• _Exercise materials_:
......
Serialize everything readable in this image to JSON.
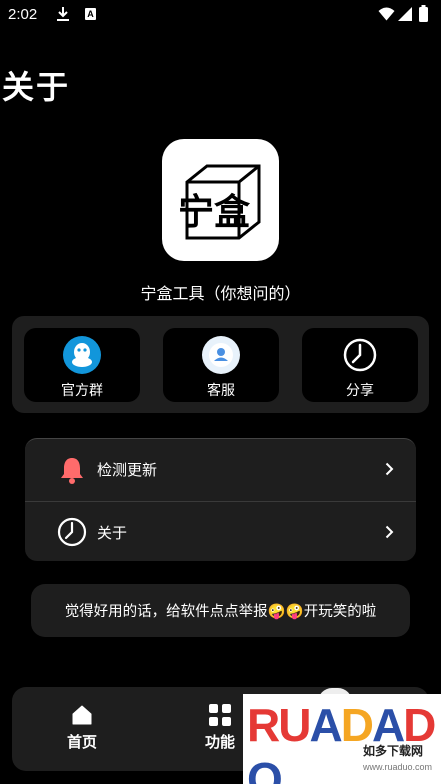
{
  "status_bar": {
    "time": "2:02",
    "notification_badge": "A"
  },
  "page": {
    "title": "关于"
  },
  "app": {
    "name": "宁盒工具（你想问的）",
    "logo_text": "宁盒"
  },
  "quick_actions": [
    {
      "label": "官方群",
      "icon": "qq-icon"
    },
    {
      "label": "客服",
      "icon": "customer-service-icon"
    },
    {
      "label": "分享",
      "icon": "clock-share-icon"
    }
  ],
  "menu": [
    {
      "label": "检测更新",
      "icon": "bell-icon"
    },
    {
      "label": "关于",
      "icon": "clock-icon"
    }
  ],
  "tip": {
    "text": "觉得好用的话，给软件点点举报🤪🤪开玩笑的啦"
  },
  "bottom_nav": [
    {
      "label": "首页",
      "icon": "home-icon"
    },
    {
      "label": "功能",
      "icon": "grid-icon"
    }
  ],
  "watermark": {
    "letters": [
      "R",
      "U",
      "A",
      "D",
      "A",
      "D",
      "O"
    ],
    "sub": "如多下载网",
    "url": "www.ruaduo.com"
  },
  "colors": {
    "background": "#000000",
    "card": "#1e1e1e",
    "bell": "#ff6b6b",
    "qq_blue": "#1296db",
    "accent_red": "#e53935"
  }
}
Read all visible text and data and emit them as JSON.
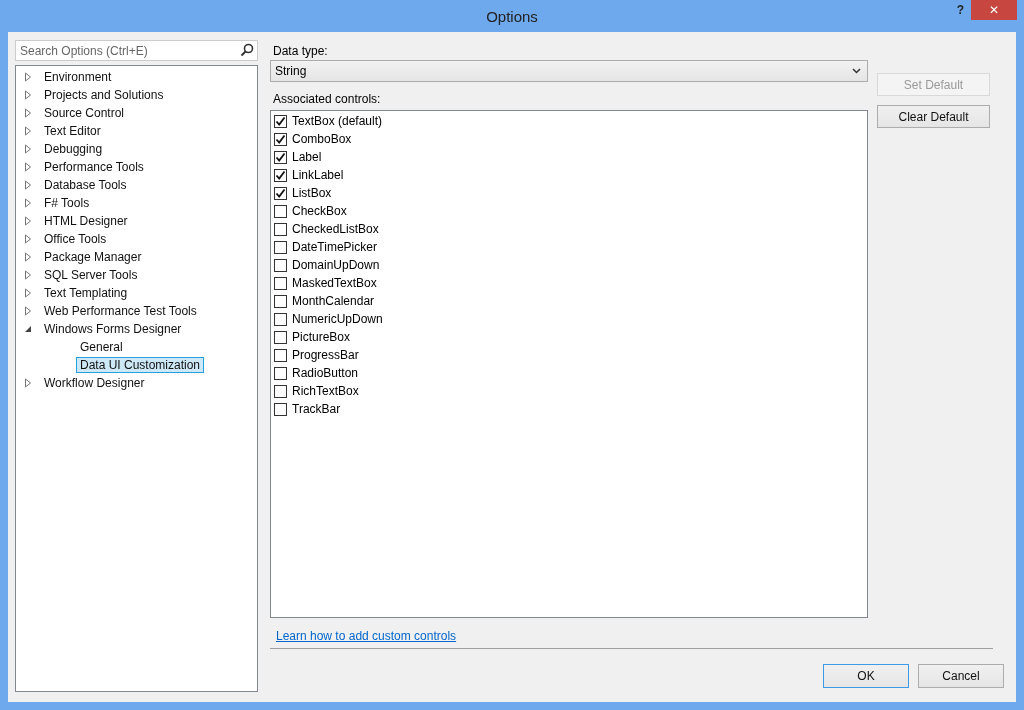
{
  "window": {
    "title": "Options",
    "help": "?",
    "close": "✕"
  },
  "search": {
    "placeholder": "Search Options (Ctrl+E)"
  },
  "tree": [
    {
      "label": "Environment",
      "expanded": false,
      "selected": false
    },
    {
      "label": "Projects and Solutions",
      "expanded": false,
      "selected": false
    },
    {
      "label": "Source Control",
      "expanded": false,
      "selected": false
    },
    {
      "label": "Text Editor",
      "expanded": false,
      "selected": false
    },
    {
      "label": "Debugging",
      "expanded": false,
      "selected": false
    },
    {
      "label": "Performance Tools",
      "expanded": false,
      "selected": false
    },
    {
      "label": "Database Tools",
      "expanded": false,
      "selected": false
    },
    {
      "label": "F# Tools",
      "expanded": false,
      "selected": false
    },
    {
      "label": "HTML Designer",
      "expanded": false,
      "selected": false
    },
    {
      "label": "Office Tools",
      "expanded": false,
      "selected": false
    },
    {
      "label": "Package Manager",
      "expanded": false,
      "selected": false
    },
    {
      "label": "SQL Server Tools",
      "expanded": false,
      "selected": false
    },
    {
      "label": "Text Templating",
      "expanded": false,
      "selected": false
    },
    {
      "label": "Web Performance Test Tools",
      "expanded": false,
      "selected": false
    },
    {
      "label": "Windows Forms Designer",
      "expanded": true,
      "selected": false,
      "children": [
        {
          "label": "General",
          "selected": false
        },
        {
          "label": "Data UI Customization",
          "selected": true
        }
      ]
    },
    {
      "label": "Workflow Designer",
      "expanded": false,
      "selected": false
    }
  ],
  "data_type": {
    "label": "Data type:",
    "value": "String"
  },
  "associated": {
    "label": "Associated controls:",
    "items": [
      {
        "label": "TextBox (default)",
        "checked": true
      },
      {
        "label": "ComboBox",
        "checked": true
      },
      {
        "label": "Label",
        "checked": true
      },
      {
        "label": "LinkLabel",
        "checked": true
      },
      {
        "label": "ListBox",
        "checked": true
      },
      {
        "label": "CheckBox",
        "checked": false
      },
      {
        "label": "CheckedListBox",
        "checked": false
      },
      {
        "label": "DateTimePicker",
        "checked": false
      },
      {
        "label": "DomainUpDown",
        "checked": false
      },
      {
        "label": "MaskedTextBox",
        "checked": false
      },
      {
        "label": "MonthCalendar",
        "checked": false
      },
      {
        "label": "NumericUpDown",
        "checked": false
      },
      {
        "label": "PictureBox",
        "checked": false
      },
      {
        "label": "ProgressBar",
        "checked": false
      },
      {
        "label": "RadioButton",
        "checked": false
      },
      {
        "label": "RichTextBox",
        "checked": false
      },
      {
        "label": "TrackBar",
        "checked": false
      }
    ]
  },
  "side_buttons": [
    {
      "label": "Set Default",
      "disabled": true
    },
    {
      "label": "Clear Default",
      "disabled": false
    }
  ],
  "link": "Learn how to add custom controls",
  "buttons": [
    {
      "label": "OK",
      "default": true
    },
    {
      "label": "Cancel",
      "default": false
    }
  ]
}
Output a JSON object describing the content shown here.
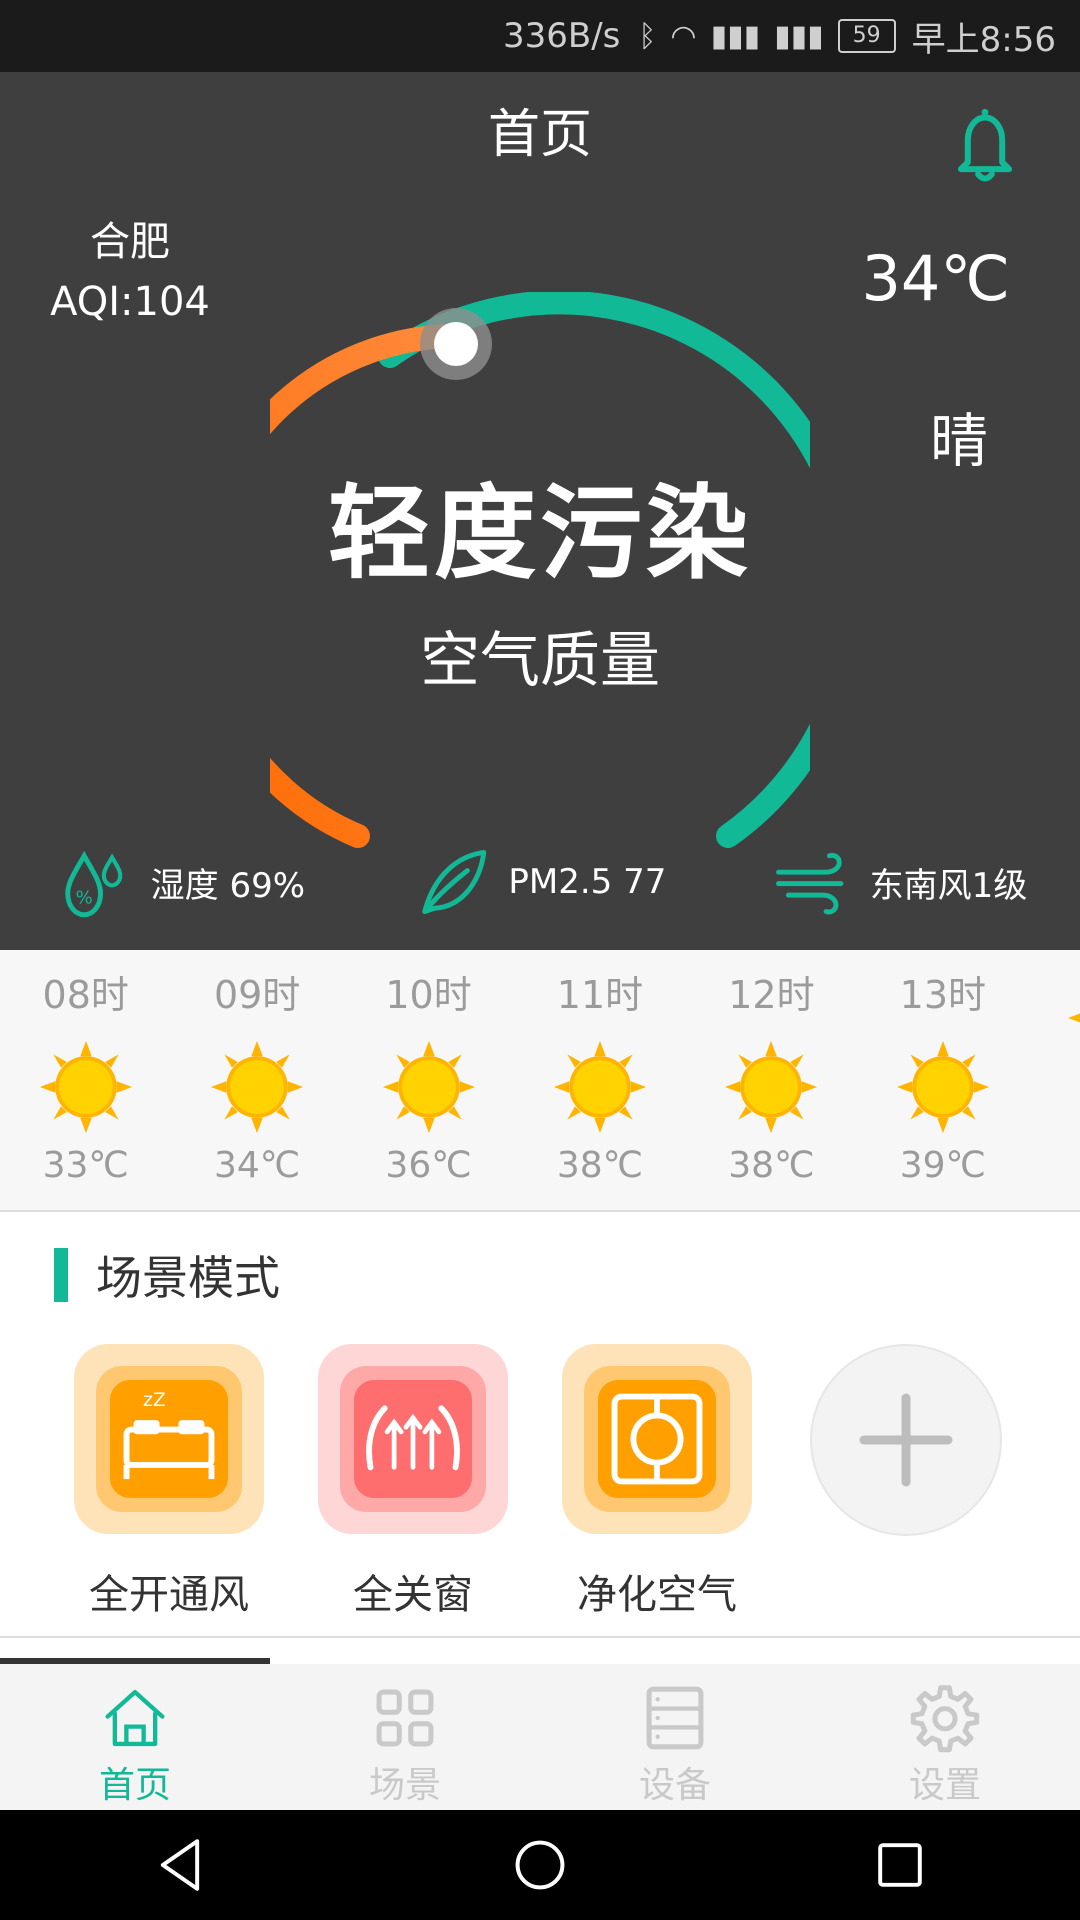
{
  "status_bar": {
    "net_speed": "336B/s",
    "battery": "59",
    "time": "早上8:56"
  },
  "header": {
    "title": "首页"
  },
  "hero": {
    "city": "合肥",
    "aqi": "AQI:104",
    "temperature": "34℃",
    "weather": "晴",
    "pollution_level": "轻度污染",
    "air_quality_label": "空气质量",
    "colors": {
      "accent": "#12b996",
      "warning": "#ff6a00",
      "bg": "#3f3f3f"
    }
  },
  "stats": {
    "humidity": "湿度 69%",
    "pm25": "PM2.5 77",
    "wind": "东南风1级"
  },
  "hourly": [
    {
      "time": "08时",
      "temp": "33℃"
    },
    {
      "time": "09时",
      "temp": "34℃"
    },
    {
      "time": "10时",
      "temp": "36℃"
    },
    {
      "time": "11时",
      "temp": "38℃"
    },
    {
      "time": "12时",
      "temp": "38℃"
    },
    {
      "time": "13时",
      "temp": "39℃"
    }
  ],
  "scene": {
    "title": "场景模式",
    "items": [
      {
        "label": "全开通风",
        "icon": "bed-icon"
      },
      {
        "label": "全关窗",
        "icon": "heat-flow-icon"
      },
      {
        "label": "净化空气",
        "icon": "purifier-icon"
      }
    ],
    "add_icon": "plus-icon"
  },
  "nav": {
    "items": [
      {
        "label": "首页",
        "icon": "home-icon"
      },
      {
        "label": "场景",
        "icon": "grid-icon"
      },
      {
        "label": "设备",
        "icon": "device-icon"
      },
      {
        "label": "设置",
        "icon": "gear-icon"
      }
    ]
  }
}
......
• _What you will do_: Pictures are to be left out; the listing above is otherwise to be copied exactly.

• _The completed task_:
Serialize everything readable in this image to JSON.
{
  "status_bar": {
    "time": "2:02",
    "notification_badge": "A"
  },
  "page": {
    "title": "关于"
  },
  "app": {
    "name": "宁盒工具（你想问的）",
    "logo_text": "宁盒"
  },
  "quick_actions": [
    {
      "label": "官方群",
      "icon": "qq-icon"
    },
    {
      "label": "客服",
      "icon": "customer-service-icon"
    },
    {
      "label": "分享",
      "icon": "clock-share-icon"
    }
  ],
  "menu": [
    {
      "label": "检测更新",
      "icon": "bell-icon"
    },
    {
      "label": "关于",
      "icon": "clock-icon"
    }
  ],
  "tip": {
    "text": "觉得好用的话，给软件点点举报🤪🤪开玩笑的啦"
  },
  "bottom_nav": [
    {
      "label": "首页",
      "icon": "home-icon"
    },
    {
      "label": "功能",
      "icon": "grid-icon"
    }
  ],
  "watermark": {
    "letters": [
      "R",
      "U",
      "A",
      "D",
      "A",
      "D",
      "O"
    ],
    "sub": "如多下载网",
    "url": "www.ruaduo.com"
  },
  "colors": {
    "background": "#000000",
    "card": "#1e1e1e",
    "bell": "#ff6b6b",
    "qq_blue": "#1296db",
    "accent_red": "#e53935"
  }
}
Read all visible text and data and emit them as JSON.
{
  "window": {
    "title": "Options",
    "help": "?",
    "close": "✕"
  },
  "search": {
    "placeholder": "Search Options (Ctrl+E)"
  },
  "tree": [
    {
      "label": "Environment",
      "expanded": false,
      "selected": false
    },
    {
      "label": "Projects and Solutions",
      "expanded": false,
      "selected": false
    },
    {
      "label": "Source Control",
      "expanded": false,
      "selected": false
    },
    {
      "label": "Text Editor",
      "expanded": false,
      "selected": false
    },
    {
      "label": "Debugging",
      "expanded": false,
      "selected": false
    },
    {
      "label": "Performance Tools",
      "expanded": false,
      "selected": false
    },
    {
      "label": "Database Tools",
      "expanded": false,
      "selected": false
    },
    {
      "label": "F# Tools",
      "expanded": false,
      "selected": false
    },
    {
      "label": "HTML Designer",
      "expanded": false,
      "selected": false
    },
    {
      "label": "Office Tools",
      "expanded": false,
      "selected": false
    },
    {
      "label": "Package Manager",
      "expanded": false,
      "selected": false
    },
    {
      "label": "SQL Server Tools",
      "expanded": false,
      "selected": false
    },
    {
      "label": "Text Templating",
      "expanded": false,
      "selected": false
    },
    {
      "label": "Web Performance Test Tools",
      "expanded": false,
      "selected": false
    },
    {
      "label": "Windows Forms Designer",
      "expanded": true,
      "selected": false,
      "children": [
        {
          "label": "General",
          "selected": false
        },
        {
          "label": "Data UI Customization",
          "selected": true
        }
      ]
    },
    {
      "label": "Workflow Designer",
      "expanded": false,
      "selected": false
    }
  ],
  "data_type": {
    "label": "Data type:",
    "value": "String"
  },
  "associated": {
    "label": "Associated controls:",
    "items": [
      {
        "label": "TextBox (default)",
        "checked": true
      },
      {
        "label": "ComboBox",
        "checked": true
      },
      {
        "label": "Label",
        "checked": true
      },
      {
        "label": "LinkLabel",
        "checked": true
      },
      {
        "label": "ListBox",
        "checked": true
      },
      {
        "label": "CheckBox",
        "checked": false
      },
      {
        "label": "CheckedListBox",
        "checked": false
      },
      {
        "label": "DateTimePicker",
        "checked": false
      },
      {
        "label": "DomainUpDown",
        "checked": false
      },
      {
        "label": "MaskedTextBox",
        "checked": false
      },
      {
        "label": "MonthCalendar",
        "checked": false
      },
      {
        "label": "NumericUpDown",
        "checked": false
      },
      {
        "label": "PictureBox",
        "checked": false
      },
      {
        "label": "ProgressBar",
        "checked": false
      },
      {
        "label": "RadioButton",
        "checked": false
      },
      {
        "label": "RichTextBox",
        "checked": false
      },
      {
        "label": "TrackBar",
        "checked": false
      }
    ]
  },
  "side_buttons": [
    {
      "label": "Set Default",
      "disabled": true
    },
    {
      "label": "Clear Default",
      "disabled": false
    }
  ],
  "link": "Learn how to add custom controls",
  "buttons": [
    {
      "label": "OK",
      "default": true
    },
    {
      "label": "Cancel",
      "default": false
    }
  ]
}
Output a JSON object describing the content shown here.
{
  "status_bar": {
    "net_speed": "336B/s",
    "battery": "59",
    "time": "早上8:56"
  },
  "header": {
    "title": "首页"
  },
  "hero": {
    "city": "合肥",
    "aqi": "AQI:104",
    "temperature": "34℃",
    "weather": "晴",
    "pollution_level": "轻度污染",
    "air_quality_label": "空气质量",
    "colors": {
      "accent": "#12b996",
      "warning": "#ff6a00",
      "bg": "#3f3f3f"
    }
  },
  "stats": {
    "humidity": "湿度 69%",
    "pm25": "PM2.5 77",
    "wind": "东南风1级"
  },
  "hourly": [
    {
      "time": "08时",
      "temp": "33℃"
    },
    {
      "time": "09时",
      "temp": "34℃"
    },
    {
      "time": "10时",
      "temp": "36℃"
    },
    {
      "time": "11时",
      "temp": "38℃"
    },
    {
      "time": "12时",
      "temp": "38℃"
    },
    {
      "time": "13时",
      "temp": "39℃"
    }
  ],
  "scene": {
    "title": "场景模式",
    "items": [
      {
        "label": "全开通风",
        "icon": "bed-icon"
      },
      {
        "label": "全关窗",
        "icon": "heat-flow-icon"
      },
      {
        "label": "净化空气",
        "icon": "purifier-icon"
      }
    ],
    "add_icon": "plus-icon"
  },
  "nav": {
    "items": [
      {
        "label": "首页",
        "icon": "home-icon"
      },
      {
        "label": "场景",
        "icon": "grid-icon"
      },
      {
        "label": "设备",
        "icon": "device-icon"
      },
      {
        "label": "设置",
        "icon": "gear-icon"
      }
    ]
  }
}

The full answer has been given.